Recommendations letters are required by VMCAS and it is another case where you need to do some research into what the schools you are applying to want. For example, when I applied, one school required that two of your recommendation letters be from veterinarians, not just one. This was something I had known about so I had made sure to establish good relationships with several veterinarians.
A good letter of recommendation may not necessarily make your application, but a poor one can break it. Asking for a letter of recommendation can be stressful so here are some tips to go by…
1.Think about who you are going to ask to write your letters. This is a big decision. You need to consider things like who knows you best and can speak to your individual attributes? There’s nothing wrong with asking an associative veterinarian to write your letter of recommendation versus the owner if the associative knows you better and has worked with you more. Also consider which teachers know you best and who have the most experience with you as a student. You want a good, solid letter of recommendation, not a “cookie cutter one” that someone sticks your name into with a few minor, personal details.
2. Ask the person who you wish to write you a letter if they feel comfortable and have the time to write you a GOOD letter of recommendation. This gives them an out if they aren’t comfortable because they can say they don’t have time. While no one wants to be turned down when they ask for a letter of recommendation, it is better to hear up front that someone isn’t comfortable writing one, than to have them give you a poor letter.
3. Give the person lots of advanced notice! Many of the people you will be asking (professors, academic advisors, veterinarians, etc.) are very busy people and they will need time to write you a good letter of recommendation.

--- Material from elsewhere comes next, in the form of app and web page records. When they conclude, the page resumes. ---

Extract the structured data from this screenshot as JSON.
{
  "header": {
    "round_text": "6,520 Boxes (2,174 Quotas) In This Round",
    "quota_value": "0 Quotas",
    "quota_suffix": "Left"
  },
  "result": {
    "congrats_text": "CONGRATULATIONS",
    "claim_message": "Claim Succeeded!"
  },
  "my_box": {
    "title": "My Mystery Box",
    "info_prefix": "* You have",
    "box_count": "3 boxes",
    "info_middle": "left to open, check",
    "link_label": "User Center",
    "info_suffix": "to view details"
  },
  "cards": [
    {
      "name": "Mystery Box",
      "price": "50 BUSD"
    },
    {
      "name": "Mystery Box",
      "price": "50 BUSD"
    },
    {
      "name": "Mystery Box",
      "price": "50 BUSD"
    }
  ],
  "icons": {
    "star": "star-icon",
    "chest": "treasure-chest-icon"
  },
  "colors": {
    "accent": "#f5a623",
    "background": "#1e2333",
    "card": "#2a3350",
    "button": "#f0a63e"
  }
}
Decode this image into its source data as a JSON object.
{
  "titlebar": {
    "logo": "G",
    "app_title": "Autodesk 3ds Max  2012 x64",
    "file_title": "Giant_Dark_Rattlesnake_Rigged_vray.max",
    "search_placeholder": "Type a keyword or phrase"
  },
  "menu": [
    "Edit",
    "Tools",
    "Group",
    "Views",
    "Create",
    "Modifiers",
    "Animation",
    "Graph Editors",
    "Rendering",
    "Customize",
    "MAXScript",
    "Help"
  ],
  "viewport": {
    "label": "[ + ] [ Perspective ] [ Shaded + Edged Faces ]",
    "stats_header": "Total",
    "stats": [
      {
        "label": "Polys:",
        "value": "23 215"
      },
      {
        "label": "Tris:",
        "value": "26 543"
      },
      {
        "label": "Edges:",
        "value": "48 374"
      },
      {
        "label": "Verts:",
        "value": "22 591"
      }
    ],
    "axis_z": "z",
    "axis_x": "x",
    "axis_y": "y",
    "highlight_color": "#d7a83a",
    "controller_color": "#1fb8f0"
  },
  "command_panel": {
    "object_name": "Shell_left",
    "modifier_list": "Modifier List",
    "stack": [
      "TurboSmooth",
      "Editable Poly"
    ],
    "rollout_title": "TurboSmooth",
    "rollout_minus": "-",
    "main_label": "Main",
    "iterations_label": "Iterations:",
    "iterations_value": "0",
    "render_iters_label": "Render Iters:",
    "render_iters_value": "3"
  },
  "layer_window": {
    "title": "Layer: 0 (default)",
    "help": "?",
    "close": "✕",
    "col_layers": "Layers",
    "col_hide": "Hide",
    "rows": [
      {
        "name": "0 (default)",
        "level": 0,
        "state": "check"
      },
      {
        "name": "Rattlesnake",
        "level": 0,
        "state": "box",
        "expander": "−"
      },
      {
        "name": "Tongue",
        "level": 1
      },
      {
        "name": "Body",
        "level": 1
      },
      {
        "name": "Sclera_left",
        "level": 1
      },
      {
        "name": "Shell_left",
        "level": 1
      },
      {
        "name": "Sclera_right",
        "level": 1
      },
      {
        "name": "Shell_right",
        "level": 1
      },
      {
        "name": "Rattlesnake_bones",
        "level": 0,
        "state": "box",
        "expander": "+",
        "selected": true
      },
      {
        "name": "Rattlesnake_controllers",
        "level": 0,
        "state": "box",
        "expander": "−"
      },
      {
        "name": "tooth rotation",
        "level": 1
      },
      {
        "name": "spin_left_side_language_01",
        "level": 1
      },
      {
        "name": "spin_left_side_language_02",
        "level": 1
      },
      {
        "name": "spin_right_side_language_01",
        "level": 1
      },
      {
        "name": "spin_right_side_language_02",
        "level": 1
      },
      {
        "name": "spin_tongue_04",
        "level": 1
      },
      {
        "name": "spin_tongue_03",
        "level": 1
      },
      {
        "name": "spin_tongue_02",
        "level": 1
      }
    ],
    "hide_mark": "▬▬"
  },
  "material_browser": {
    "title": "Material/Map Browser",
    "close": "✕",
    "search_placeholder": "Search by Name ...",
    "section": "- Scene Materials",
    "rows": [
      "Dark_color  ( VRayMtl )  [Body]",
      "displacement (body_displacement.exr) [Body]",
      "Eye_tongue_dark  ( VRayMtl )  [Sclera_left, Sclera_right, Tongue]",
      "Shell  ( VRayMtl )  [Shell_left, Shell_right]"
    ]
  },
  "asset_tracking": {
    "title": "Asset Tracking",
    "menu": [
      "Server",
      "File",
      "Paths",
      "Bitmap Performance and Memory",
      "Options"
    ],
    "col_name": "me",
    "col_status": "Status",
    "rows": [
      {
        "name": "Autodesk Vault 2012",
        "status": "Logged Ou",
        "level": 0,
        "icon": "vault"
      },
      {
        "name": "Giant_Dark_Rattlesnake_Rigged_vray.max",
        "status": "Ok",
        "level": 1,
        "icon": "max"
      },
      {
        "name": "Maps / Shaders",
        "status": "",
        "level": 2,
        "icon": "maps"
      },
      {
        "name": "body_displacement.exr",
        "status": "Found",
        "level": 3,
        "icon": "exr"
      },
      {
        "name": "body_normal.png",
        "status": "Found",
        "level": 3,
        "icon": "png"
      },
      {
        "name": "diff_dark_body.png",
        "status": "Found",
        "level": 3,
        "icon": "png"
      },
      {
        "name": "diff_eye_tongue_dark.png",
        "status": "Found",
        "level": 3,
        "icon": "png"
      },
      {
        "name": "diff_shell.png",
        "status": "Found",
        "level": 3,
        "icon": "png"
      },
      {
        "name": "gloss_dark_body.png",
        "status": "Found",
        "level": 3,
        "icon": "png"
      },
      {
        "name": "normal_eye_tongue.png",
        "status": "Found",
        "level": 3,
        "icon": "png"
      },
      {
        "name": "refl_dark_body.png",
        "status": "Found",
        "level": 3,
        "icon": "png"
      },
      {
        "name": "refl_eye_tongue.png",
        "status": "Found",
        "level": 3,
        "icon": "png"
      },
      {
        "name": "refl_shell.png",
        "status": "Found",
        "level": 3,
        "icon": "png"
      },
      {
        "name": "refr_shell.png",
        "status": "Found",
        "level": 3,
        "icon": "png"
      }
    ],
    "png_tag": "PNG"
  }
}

As a rule you should ask at least two weeks in advance at the minimum, but more such as 1-2 months is more appropriate.
4. Provide the people you are asking with the materials they need. These people should know you well, but it is helpful if you can provide them with a copy of your resume at the very least. Also ask them if they need any additional information that you could provide.
5. This should be common sense (and maybe written in VMCAS’s rules if I recall), but don’t ask family members or other people that a veterinary school may consider inappropriate. Your piano teacher from the 4th grade may love you and you may have been her best student ever, but she might not be the best choice on an application to professional school. Veterinarians, professors, and academic advisors are usually the most common choices.
So ask early, ask the right people, and ask for a GOOD letter of recommendation. 🙂